REQUIRED ACTION:
For the entries that appear below, write out the exact text and omit the pictures.

------------------------------------------------------------

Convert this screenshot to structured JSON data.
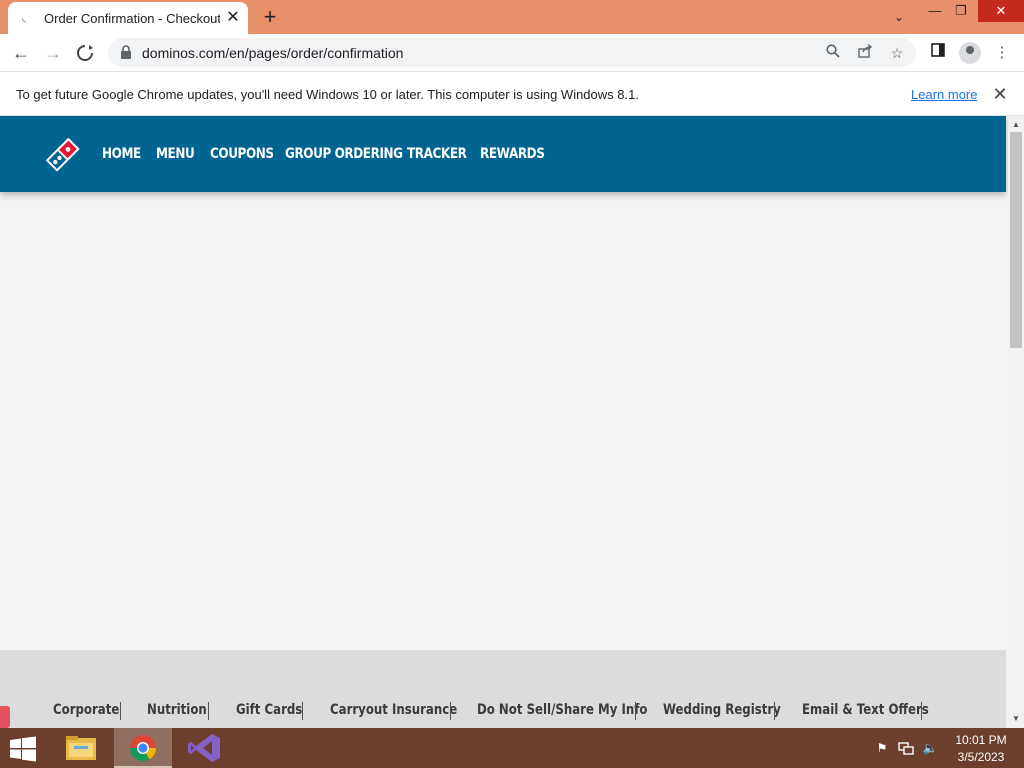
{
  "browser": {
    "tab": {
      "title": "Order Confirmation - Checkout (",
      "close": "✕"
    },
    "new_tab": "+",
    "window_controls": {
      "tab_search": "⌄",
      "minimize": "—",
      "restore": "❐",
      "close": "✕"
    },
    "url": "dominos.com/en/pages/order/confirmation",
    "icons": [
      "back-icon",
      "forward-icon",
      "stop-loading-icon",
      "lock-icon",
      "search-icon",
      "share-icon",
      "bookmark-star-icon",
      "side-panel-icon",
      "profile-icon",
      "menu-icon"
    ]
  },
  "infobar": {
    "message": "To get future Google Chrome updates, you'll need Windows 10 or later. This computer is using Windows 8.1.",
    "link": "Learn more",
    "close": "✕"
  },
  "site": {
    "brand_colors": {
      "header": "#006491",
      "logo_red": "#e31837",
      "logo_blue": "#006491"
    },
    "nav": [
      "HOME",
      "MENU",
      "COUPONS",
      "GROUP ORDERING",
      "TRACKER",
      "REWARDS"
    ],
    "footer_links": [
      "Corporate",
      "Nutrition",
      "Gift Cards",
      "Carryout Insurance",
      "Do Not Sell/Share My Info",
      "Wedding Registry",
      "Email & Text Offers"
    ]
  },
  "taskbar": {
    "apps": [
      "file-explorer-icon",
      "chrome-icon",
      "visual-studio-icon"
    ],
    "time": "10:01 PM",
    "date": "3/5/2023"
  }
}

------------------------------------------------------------

OUTPUT OF THE TASK:
Convert this screenshot to structured JSON data.
{
  "browser": {
    "tab": {
      "title": "Order Confirmation - Checkout (",
      "close": "✕"
    },
    "new_tab": "+",
    "window_controls": {
      "tab_search": "⌄",
      "minimize": "—",
      "restore": "❐",
      "close": "✕"
    },
    "url": "dominos.com/en/pages/order/confirmation",
    "icons": [
      "back-icon",
      "forward-icon",
      "stop-loading-icon",
      "lock-icon",
      "search-icon",
      "share-icon",
      "bookmark-star-icon",
      "side-panel-icon",
      "profile-icon",
      "menu-icon"
    ]
  },
  "infobar": {
    "message": "To get future Google Chrome updates, you'll need Windows 10 or later. This computer is using Windows 8.1.",
    "link": "Learn more",
    "close": "✕"
  },
  "site": {
    "brand_colors": {
      "header": "#006491",
      "logo_red": "#e31837",
      "logo_blue": "#006491"
    },
    "nav": [
      "HOME",
      "MENU",
      "COUPONS",
      "GROUP ORDERING",
      "TRACKER",
      "REWARDS"
    ],
    "footer_links": [
      "Corporate",
      "Nutrition",
      "Gift Cards",
      "Carryout Insurance",
      "Do Not Sell/Share My Info",
      "Wedding Registry",
      "Email & Text Offers"
    ]
  },
  "taskbar": {
    "apps": [
      "file-explorer-icon",
      "chrome-icon",
      "visual-studio-icon"
    ],
    "time": "10:01 PM",
    "date": "3/5/2023"
  }
}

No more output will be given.